Art: Model behaviour

Add to My Folder

This content has not been rated yet. (Write a review)

By Robert WattsProgramme Convener for MA Art, Craft and Design Education at Roehampton University, London www.roehampton.ac.uk/pg/acd

Develop children’s observational art skills through life drawing

illustration

As children progress through Key Stage 2 many become more aware that certain classmates are ‘the best at drawing’ and consequently become less satisfied with their own artwork. In this, the second part of the Learning to See series, we explore some strategies for encouraging children to become less concerned with making ‘finished’ pictures and to ‘loosen up’ their approach to making observational drawings. By making a series of drawings in a short space of time, children will focus more on the process of making art, rather than the end product. The following activities emphasise the importance of setting children challenges that prompt them to adopt a different approach to each drawing they make; challenges that encourage them to look carefully and respond quickly to what they see.

Further reading

Teaching Art and Design 3-11: The Essential Guide edited by Sue Cox and Robert Watts (Continuum, £19.99 PB)

Getting started

  • Arrange tables and chairs into a circle or U-shape.
  • Distribute pencils and offer children a choice of paper size and colour. Sketchbooks are a good option here, however, as distributing paper can slow the lesson down.
Subscriber-only content

Scholastic Resource Bank: Primary - subscribe today!

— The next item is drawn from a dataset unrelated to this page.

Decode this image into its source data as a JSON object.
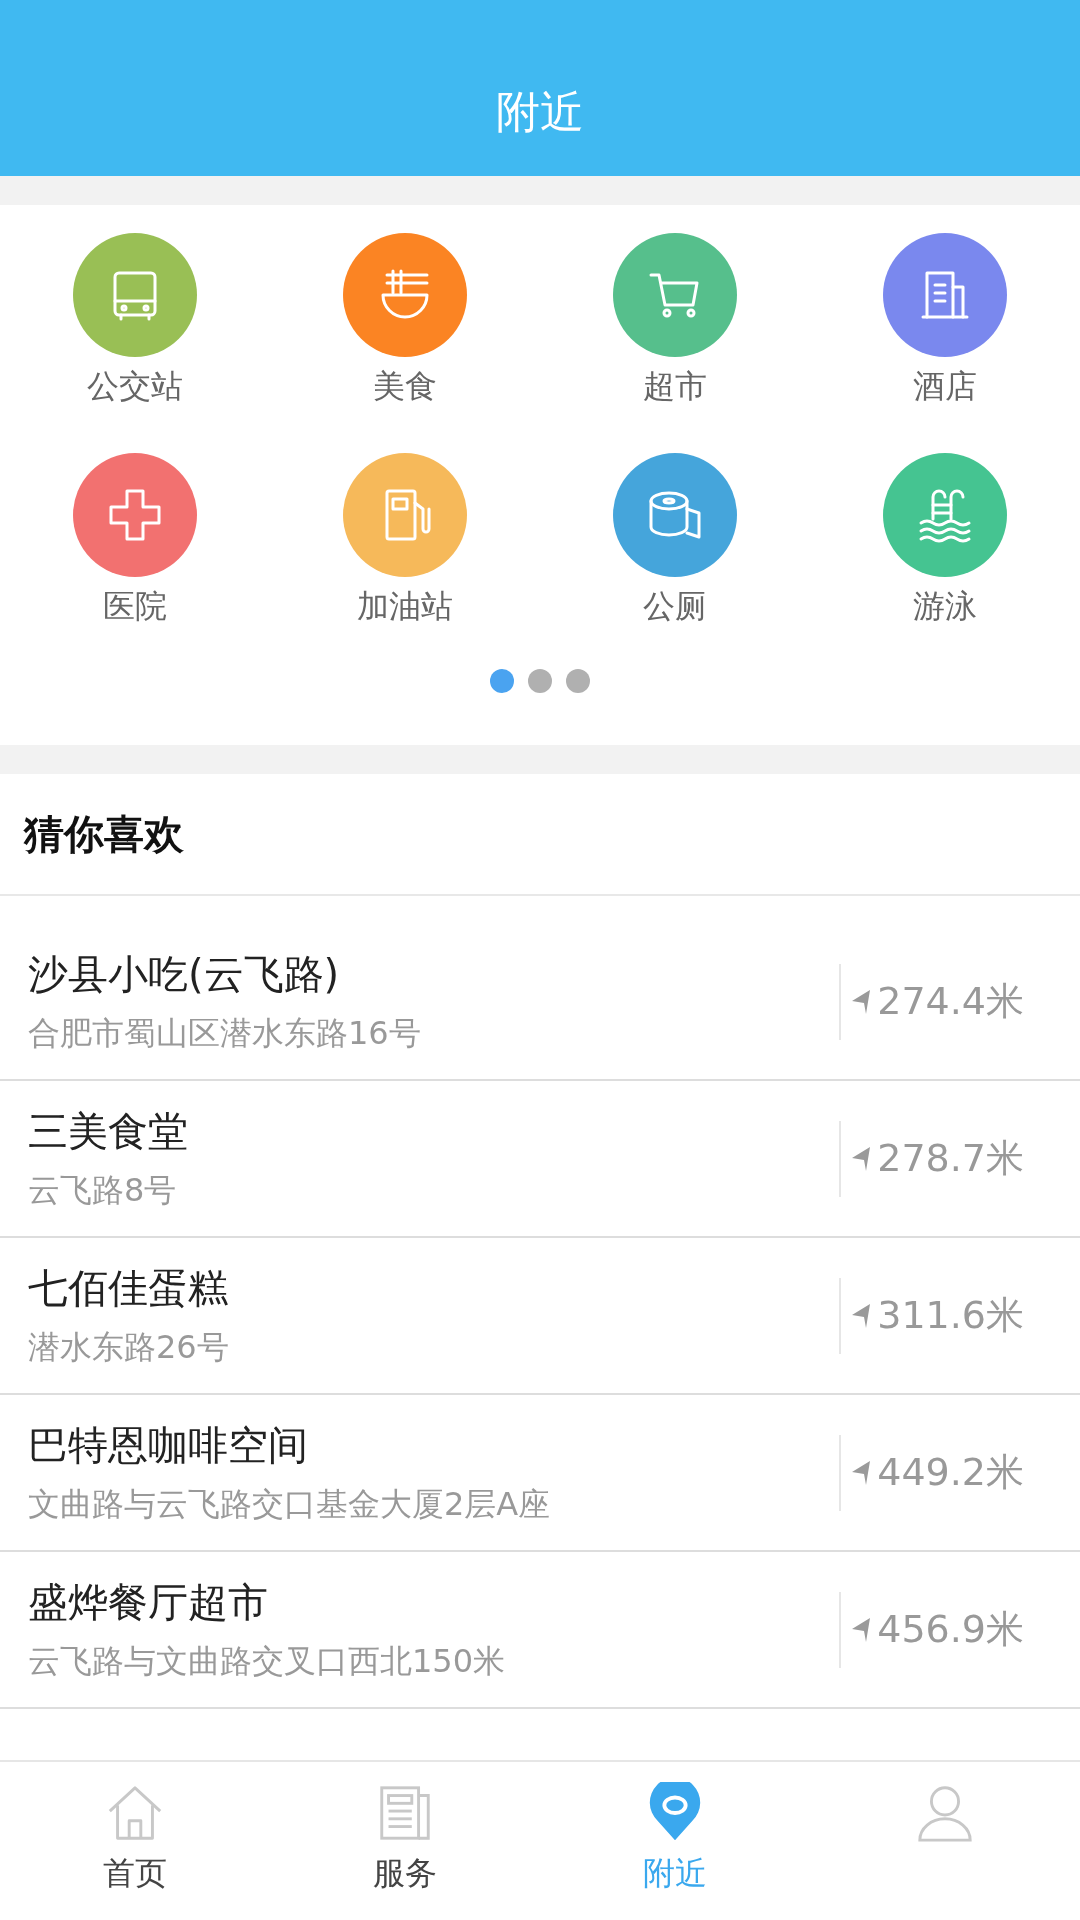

  • Over 6,000 primary activities, lesson ideas and resources
  • Perfect for anyone working with children from 5 to 11 years old
  • Unlimited access – only £15 per year!
Subscribe

Reviews

Advertisements

Advertise here